Here is one of the most insightful texts on the subtle arts of confrontation and victory to emerge from Asian culture. Written not only for martial artists but for leaders in all professions, the book analyzes the process of struggle and mastery over conflict that underlies every level of human interaction.The Book of Five Rings --which has become a well-known classic among American business people, studied for its insights into the Japanese approach to business strategy--was composed in 1643 by the famed duelist and undefeated samurai Miyamoto Musashi. Unlike previous editions of The Book of Five Rings, Thomas Cleary's is an accessible translation, free of jargon, with an introduction that presents the spiritual background of the warrior tradition.
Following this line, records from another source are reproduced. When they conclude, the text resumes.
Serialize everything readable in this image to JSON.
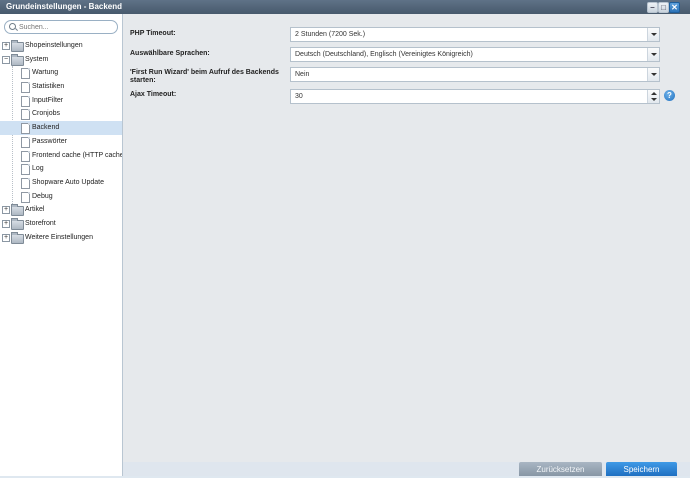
{
  "window": {
    "title": "Grundeinstellungen - Backend"
  },
  "search": {
    "placeholder": "Suchen..."
  },
  "tree": {
    "shopeinstellungen": "Shopeinstellungen",
    "system": "System",
    "wartung": "Wartung",
    "statistiken": "Statistiken",
    "inputfilter": "InputFilter",
    "cronjobs": "Cronjobs",
    "backend": "Backend",
    "passwoerter": "Passwörter",
    "frontend_cache": "Frontend cache (HTTP cache)",
    "log": "Log",
    "auto_update": "Shopware Auto Update",
    "debug": "Debug",
    "artikel": "Artikel",
    "storefront": "Storefront",
    "weitere": "Weitere Einstellungen",
    "collapsed_symbol": "+",
    "expanded_symbol": "−"
  },
  "form": {
    "php_timeout": {
      "label": "PHP Timeout:",
      "value": "2 Stunden (7200 Sek.)"
    },
    "languages": {
      "label": "Auswählbare Sprachen:",
      "value": "Deutsch (Deutschland), Englisch (Vereinigtes Königreich)"
    },
    "first_run": {
      "label_line1": "'First Run Wizard' beim Aufruf des Backends",
      "label_line2": "starten:",
      "value": "Nein"
    },
    "ajax_timeout": {
      "label": "Ajax Timeout:",
      "value": "30"
    },
    "help_symbol": "?"
  },
  "footer": {
    "reset_label": "Zurücksetzen",
    "save_label": "Speichern"
  },
  "colors": {
    "titlebar": "#4f6276",
    "selected": "#cfe1f3",
    "save": "#2b7fd3",
    "reset": "#97a5b3"
  },
  "icons": [
    "search-icon",
    "folder-icon",
    "document-icon",
    "minimize-icon",
    "maximize-icon",
    "close-icon",
    "help-icon"
  ]
}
Along with Musashi's text, Cleary translates another important Japanese classic on leadership and strategy: The Book of Family Traditions on the Art of War by Yagyu Munenori, which highlights the ethical and spiritual insights of Taoism and Zen as they apply to the way of the warrior.
Bizarre military history: In 1979, a crack commando unit was established by the most gifted minds within the U.S. Army. Defying all known laws of physics and accepted military practice, they believed that a soldier could adopt the cloak of invisibility, pass cleanly through walls, and--perhaps most chillingly--kill goats just by staring at them. They were the First Earth Battalion, entrusted with defending America from all known adversaries. And they really weren't joking. What's more, they're back--and they're fighting the War on Terror.An uproarious exploration of American military paranoia: With investigations ranging from the mysterious "Goat Lab," to Uri Geller's covert psychic work with the CIA, to the increasingly bizarre role played by a succession of U.S. presidents, this might just be the funniest, most unsettling book you will ever read--if only because it is all true and is still happening today.
Following the success of his recent book on Navy SEALs in Iraq, The Sheriff of Ramadi, bestselling author and combat veteran Dick Couch now examines the importance of battlefield ethics in effectively combating terrorists without losing the battle for the hearts of the local population. A former SEAL who led one of the only successful POW rescue operations in Vietnam, Couch warns that the mistakes made in Vietnam forty years ago are being repeated in Iraq and Afghanistan, and that the stakes are even higher now. His book takes a critical look at the battlefield conduct of U.S. ground-combat units fighting insurgents in Iraq and Afghanistan. Since the prize of the fight on the modern battlefield is the people, he warns every death has a consequence. Every killing has both strategic and moral significance for U.S. warriors.
From his unique and qualified perspective, Couch examines the sources and issues that can lead to wrong conduct on the battlefield, and explains how it comes about and what can be done to correct it. He considers the roles of command intent and the official rules of engagement, but his primary focus is on ethical conduct at the squad and platoon level. Tactical ethics, according to the author's definition, is the moral and ethical armor that should accompany every American warrior into battle, and these standards apply to the engaged unit as well as to the individual. A harsh critic of immoral combat tactics, Couch offers realistic measures to correct these potentially devastating errors. He argues that as a nation, we must do all we can to protect our soldiers' humanity, for their sake, so they can return from service with honor, and for our sake as a people and for our standing in the world.